TASK TO CARRY OUT
Across the entries below, how many lines include "Details"? Give the number and nothing else.

=== Section Start ===

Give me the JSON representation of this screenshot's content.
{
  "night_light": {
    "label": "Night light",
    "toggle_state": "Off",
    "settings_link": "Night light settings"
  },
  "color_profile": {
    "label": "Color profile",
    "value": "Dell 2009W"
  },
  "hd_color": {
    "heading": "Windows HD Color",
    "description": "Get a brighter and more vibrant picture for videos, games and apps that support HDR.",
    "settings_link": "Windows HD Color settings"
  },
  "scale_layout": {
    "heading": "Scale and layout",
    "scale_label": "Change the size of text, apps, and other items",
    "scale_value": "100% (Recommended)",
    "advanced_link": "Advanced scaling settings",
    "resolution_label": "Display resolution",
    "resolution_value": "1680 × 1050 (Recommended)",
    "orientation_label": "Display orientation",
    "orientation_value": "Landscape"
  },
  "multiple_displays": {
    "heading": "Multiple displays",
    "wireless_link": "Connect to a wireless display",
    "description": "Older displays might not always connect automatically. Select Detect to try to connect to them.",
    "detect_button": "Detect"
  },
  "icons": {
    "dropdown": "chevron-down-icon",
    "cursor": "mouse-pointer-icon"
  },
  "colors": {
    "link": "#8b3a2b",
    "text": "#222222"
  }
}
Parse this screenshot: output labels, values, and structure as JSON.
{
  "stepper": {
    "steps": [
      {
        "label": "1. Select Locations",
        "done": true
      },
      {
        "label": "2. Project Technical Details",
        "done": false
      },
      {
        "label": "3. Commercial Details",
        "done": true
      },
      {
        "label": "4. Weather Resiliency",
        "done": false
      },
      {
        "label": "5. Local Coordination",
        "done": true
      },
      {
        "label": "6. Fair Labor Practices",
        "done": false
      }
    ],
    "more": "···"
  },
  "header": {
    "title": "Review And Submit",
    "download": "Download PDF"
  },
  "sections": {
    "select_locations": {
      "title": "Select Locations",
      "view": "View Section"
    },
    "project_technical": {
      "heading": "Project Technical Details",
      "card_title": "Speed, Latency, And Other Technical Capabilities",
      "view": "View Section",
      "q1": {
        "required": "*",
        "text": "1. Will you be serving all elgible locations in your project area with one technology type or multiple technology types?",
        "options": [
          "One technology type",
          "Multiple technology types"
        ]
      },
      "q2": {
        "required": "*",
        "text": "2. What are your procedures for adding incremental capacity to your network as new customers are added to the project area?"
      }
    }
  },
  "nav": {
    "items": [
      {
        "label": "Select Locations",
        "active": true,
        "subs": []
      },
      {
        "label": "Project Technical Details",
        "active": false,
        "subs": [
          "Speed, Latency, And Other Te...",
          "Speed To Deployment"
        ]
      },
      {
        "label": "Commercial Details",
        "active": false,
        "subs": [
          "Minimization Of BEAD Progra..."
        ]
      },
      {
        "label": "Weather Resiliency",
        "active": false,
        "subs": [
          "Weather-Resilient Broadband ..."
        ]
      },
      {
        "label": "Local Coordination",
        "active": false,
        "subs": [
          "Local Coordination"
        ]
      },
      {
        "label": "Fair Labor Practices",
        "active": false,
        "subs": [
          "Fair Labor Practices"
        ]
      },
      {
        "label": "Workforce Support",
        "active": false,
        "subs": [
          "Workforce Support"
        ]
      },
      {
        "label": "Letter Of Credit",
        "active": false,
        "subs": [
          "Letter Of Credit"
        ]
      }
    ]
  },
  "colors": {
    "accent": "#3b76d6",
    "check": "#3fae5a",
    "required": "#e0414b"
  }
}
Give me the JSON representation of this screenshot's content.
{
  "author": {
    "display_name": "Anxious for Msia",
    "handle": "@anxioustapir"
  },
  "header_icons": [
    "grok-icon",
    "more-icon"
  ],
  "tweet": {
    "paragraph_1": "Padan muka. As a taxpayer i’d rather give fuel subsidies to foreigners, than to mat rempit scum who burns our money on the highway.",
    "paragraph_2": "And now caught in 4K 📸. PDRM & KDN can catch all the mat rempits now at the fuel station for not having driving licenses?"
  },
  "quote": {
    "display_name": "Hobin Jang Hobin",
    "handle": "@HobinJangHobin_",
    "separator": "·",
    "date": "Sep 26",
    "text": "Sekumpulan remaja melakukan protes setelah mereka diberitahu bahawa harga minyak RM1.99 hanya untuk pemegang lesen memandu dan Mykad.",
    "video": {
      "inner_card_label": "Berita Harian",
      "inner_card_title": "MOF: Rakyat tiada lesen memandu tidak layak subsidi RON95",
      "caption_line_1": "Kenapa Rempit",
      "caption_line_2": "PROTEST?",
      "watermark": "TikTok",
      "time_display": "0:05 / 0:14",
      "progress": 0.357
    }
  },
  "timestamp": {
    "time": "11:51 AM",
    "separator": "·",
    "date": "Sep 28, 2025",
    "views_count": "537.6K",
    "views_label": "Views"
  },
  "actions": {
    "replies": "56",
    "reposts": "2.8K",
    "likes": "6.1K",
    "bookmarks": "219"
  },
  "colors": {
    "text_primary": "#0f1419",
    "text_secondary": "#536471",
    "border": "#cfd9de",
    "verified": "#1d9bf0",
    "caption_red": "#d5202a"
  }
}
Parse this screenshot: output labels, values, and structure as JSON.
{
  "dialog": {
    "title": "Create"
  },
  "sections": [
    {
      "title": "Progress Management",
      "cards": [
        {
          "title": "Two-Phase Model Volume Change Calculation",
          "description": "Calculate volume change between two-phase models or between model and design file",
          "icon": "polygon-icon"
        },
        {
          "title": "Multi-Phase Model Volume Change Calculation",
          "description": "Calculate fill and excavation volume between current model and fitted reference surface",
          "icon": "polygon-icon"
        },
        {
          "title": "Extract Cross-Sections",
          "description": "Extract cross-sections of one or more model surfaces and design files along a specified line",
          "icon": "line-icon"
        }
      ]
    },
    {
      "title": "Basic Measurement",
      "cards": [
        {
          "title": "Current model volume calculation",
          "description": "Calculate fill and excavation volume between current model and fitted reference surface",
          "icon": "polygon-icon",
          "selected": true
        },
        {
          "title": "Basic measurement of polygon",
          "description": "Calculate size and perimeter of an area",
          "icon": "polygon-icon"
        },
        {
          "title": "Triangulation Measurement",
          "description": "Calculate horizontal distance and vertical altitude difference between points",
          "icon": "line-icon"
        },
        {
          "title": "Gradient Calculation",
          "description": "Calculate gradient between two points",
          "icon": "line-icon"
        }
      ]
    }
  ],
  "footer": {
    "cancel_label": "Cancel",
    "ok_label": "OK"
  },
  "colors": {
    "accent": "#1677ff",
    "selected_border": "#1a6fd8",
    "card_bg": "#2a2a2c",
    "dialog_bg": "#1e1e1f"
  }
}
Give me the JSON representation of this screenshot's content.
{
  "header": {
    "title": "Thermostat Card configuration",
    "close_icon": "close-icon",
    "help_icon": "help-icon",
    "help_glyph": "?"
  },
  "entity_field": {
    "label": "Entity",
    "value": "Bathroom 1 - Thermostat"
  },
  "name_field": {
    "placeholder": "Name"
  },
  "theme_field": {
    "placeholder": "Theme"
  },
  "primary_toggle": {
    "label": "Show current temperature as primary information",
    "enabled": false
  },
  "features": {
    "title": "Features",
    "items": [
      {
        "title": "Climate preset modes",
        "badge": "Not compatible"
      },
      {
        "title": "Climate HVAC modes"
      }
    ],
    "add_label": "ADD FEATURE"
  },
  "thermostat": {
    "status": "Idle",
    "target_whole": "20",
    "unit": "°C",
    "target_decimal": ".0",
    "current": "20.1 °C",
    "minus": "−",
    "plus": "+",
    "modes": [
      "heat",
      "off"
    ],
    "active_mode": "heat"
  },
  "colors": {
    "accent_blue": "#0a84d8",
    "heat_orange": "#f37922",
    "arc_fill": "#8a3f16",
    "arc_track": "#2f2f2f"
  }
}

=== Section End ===

WRITTEN RESPONSE
5